> [About this task] Each record that follows is to be reproduced verbatim.

:::

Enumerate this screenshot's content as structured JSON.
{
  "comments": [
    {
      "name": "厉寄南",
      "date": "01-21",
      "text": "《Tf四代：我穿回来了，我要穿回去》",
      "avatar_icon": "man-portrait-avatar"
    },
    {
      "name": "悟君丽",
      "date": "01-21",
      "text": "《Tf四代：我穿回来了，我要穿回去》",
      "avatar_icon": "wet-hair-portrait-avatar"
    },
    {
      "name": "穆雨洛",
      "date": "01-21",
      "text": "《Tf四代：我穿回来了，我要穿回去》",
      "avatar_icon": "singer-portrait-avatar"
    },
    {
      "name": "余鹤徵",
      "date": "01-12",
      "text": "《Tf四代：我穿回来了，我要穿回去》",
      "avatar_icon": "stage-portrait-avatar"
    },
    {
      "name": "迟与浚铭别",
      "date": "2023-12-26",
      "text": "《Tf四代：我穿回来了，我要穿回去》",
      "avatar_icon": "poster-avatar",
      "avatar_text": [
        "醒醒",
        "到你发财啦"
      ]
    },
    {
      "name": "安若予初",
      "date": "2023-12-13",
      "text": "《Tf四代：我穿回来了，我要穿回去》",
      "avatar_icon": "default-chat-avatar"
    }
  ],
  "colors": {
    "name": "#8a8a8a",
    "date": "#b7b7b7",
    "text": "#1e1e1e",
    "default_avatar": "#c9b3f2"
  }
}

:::

> [Reply]
Enumerate this screenshot's content as structured JSON.
{
  "comments": [
    {
      "name": "厉寄南",
      "date": "01-21",
      "text": "《Tf四代：我穿回来了，我要穿回去》",
      "avatar_icon": "man-portrait-avatar"
    },
    {
      "name": "悟君丽",
      "date": "01-21",
      "text": "《Tf四代：我穿回来了，我要穿回去》",
      "avatar_icon": "wet-hair-portrait-avatar"
    },
    {
      "name": "穆雨洛",
      "date": "01-21",
      "text": "《Tf四代：我穿回来了，我要穿回去》",
      "avatar_icon": "singer-portrait-avatar"
    },
    {
      "name": "余鹤徵",
      "date": "01-12",
      "text": "《Tf四代：我穿回来了，我要穿回去》",
      "avatar_icon": "stage-portrait-avatar"
    },
    {
      "name": "迟与浚铭别",
      "date": "2023-12-26",
      "text": "《Tf四代：我穿回来了，我要穿回去》",
      "avatar_icon": "poster-avatar",
      "avatar_text": [
        "醒醒",
        "到你发财啦"
      ]
    },
    {
      "name": "安若予初",
      "date": "2023-12-13",
      "text": "《Tf四代：我穿回来了，我要穿回去》",
      "avatar_icon": "default-chat-avatar"
    }
  ],
  "colors": {
    "name": "#8a8a8a",
    "date": "#b7b7b7",
    "text": "#1e1e1e",
    "default_avatar": "#c9b3f2"
  }
}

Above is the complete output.